Several countries have decided to increase their military spending to deal with the emerging new world order. Canada, concerned about the border it shares with Russia to the north, has begun to do so. Weaponry is one thing, but organization and preparation remain the basic elements of an effective defense strategy.
Posted at 8:00 am
The best example comes from Finland (again). This small country of 5.5 million inhabitants shares a 1,340 km border with Russia. The two neighbors have quarreled many times in the past. The last battle took place at the beginning of World War II, when the Finns managed to repel the Russian invader in what is called the Winter War, with soldiers on skis.
The Finns resisted, but lost a piece of their territory and swore to themselves that it would never happen again.
Since then, they have been preparing for all eventualities. It could be a Russian invasion, but also a pandemic, a climate catastrophe, a power grid failure, a cyber attack. Not arming yourself to the teeth. Before the Russian invasion of Ukraine, the country spent 1.5% of its GDP on military spending, the same proportion as Canada.
But for decades, Finland has been organizing itself to face the worst, the financial times. There are always reserves of at least six months’ worth of fuel and grain. Pharmaceutical companies are required to maintain stocks of all imported drugs. Shelters are planned and identified to accommodate the population in case of need. Laws are made to accommodate a state of emergency.

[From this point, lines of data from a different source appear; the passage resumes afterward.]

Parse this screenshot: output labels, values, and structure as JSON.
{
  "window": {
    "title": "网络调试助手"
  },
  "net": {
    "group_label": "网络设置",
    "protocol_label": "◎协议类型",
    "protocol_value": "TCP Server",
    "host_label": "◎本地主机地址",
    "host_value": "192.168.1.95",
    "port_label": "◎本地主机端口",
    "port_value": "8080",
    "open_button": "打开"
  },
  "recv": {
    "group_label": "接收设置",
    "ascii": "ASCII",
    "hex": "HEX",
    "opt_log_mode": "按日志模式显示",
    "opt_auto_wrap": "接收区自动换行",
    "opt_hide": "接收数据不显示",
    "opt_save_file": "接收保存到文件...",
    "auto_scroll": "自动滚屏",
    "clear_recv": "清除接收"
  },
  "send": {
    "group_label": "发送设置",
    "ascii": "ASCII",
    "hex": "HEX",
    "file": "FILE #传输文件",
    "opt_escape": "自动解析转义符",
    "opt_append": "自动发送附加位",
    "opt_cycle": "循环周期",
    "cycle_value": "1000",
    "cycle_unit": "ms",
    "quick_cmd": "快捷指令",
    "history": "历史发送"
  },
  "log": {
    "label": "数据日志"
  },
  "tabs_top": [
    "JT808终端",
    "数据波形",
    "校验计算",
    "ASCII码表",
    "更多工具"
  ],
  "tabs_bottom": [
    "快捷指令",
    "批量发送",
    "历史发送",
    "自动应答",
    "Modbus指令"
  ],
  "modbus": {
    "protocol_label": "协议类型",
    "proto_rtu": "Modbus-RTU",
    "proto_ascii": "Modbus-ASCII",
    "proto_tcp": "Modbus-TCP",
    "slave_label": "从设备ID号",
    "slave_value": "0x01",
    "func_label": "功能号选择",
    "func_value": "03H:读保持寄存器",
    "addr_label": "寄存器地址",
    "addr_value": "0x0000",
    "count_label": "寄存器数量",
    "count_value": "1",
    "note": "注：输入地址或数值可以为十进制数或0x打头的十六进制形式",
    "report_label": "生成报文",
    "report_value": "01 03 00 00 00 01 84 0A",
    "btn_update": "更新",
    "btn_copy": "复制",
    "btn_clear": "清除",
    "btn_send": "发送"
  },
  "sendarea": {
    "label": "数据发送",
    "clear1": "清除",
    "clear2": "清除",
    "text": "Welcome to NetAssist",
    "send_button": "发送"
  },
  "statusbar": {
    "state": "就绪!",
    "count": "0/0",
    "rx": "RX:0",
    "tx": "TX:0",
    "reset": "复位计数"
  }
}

The entire country’s industry is made aware of the risks in regular meetings where business leaders are confronted with theoretical situations and invited to propose solutions. These leaders of telecommunications or energy companies, who are sometimes competitors, work together for the common good. Either way, it would be impossible to do business in the event of a disaster.
During these meetings, which take place several times a year, both small disturbances and large events such as a war or a pandemic like the one that has just ravaged the world are discussed.
Finland can also count on a well-trained army and a large contingent of reservists to defend itself in the event of an invasion. The armed forces regularly hold crisis drills with politicians, religious representatives and the media to inform them, analyze possible problems and propose a response.
Officially neutral, Finland is not part of NATO and did not feel the need to do so either. Until very recently. Since the annexation of Crimea by Russia in 2014, the desire to join the ranks of the alliance between North America and Europe has increased and even today exceeds 60%, according to recently published polls.
It is that the neighbor bothers more and more. The Finnish government announced last week its decision to increase military spending by 70% over the next four years to 2% of GDP, which is the norm for NATO countries.
In addition to the tension that has escalated since the invasion of Ukraine, another type of uncertainty is growing in Finland. The country is a major trading partner of Russia, although trade has declined since 2014 and the annexation of Crimea.
Before the invasion of Ukraine, more than 5% of Finland’s total exports went to Russia and 10% of Finnish imports came from Russia.
The war and the economic sanctions imposed on Russia will harm Finland. Finland’s central bank has just revised down its economic growth forecasts to take into account the impact of the war in Ukraine and the sanctions imposed on Russia.
Proof that the Finns do not like to be taken by surprise, the monetary authorities have produced two forecasts. The first scenario assumes a limited impact of the war and inflation on the economy and growth of 2% in 2022. The second scenario foresees a greater reduction in exports and a sustained increase in the prices of raw materials and energy, which would reduce economic growth to 0.5%.
Until recently, the central bank expected the economy to grow 2.6% this year. Finland was not invaded, but must continue to defend itself economically from its Russian neighbor.
This troubled relationship has lasted for decades. However, year after year, Finland dominates the ranking of the happiest countries in the world.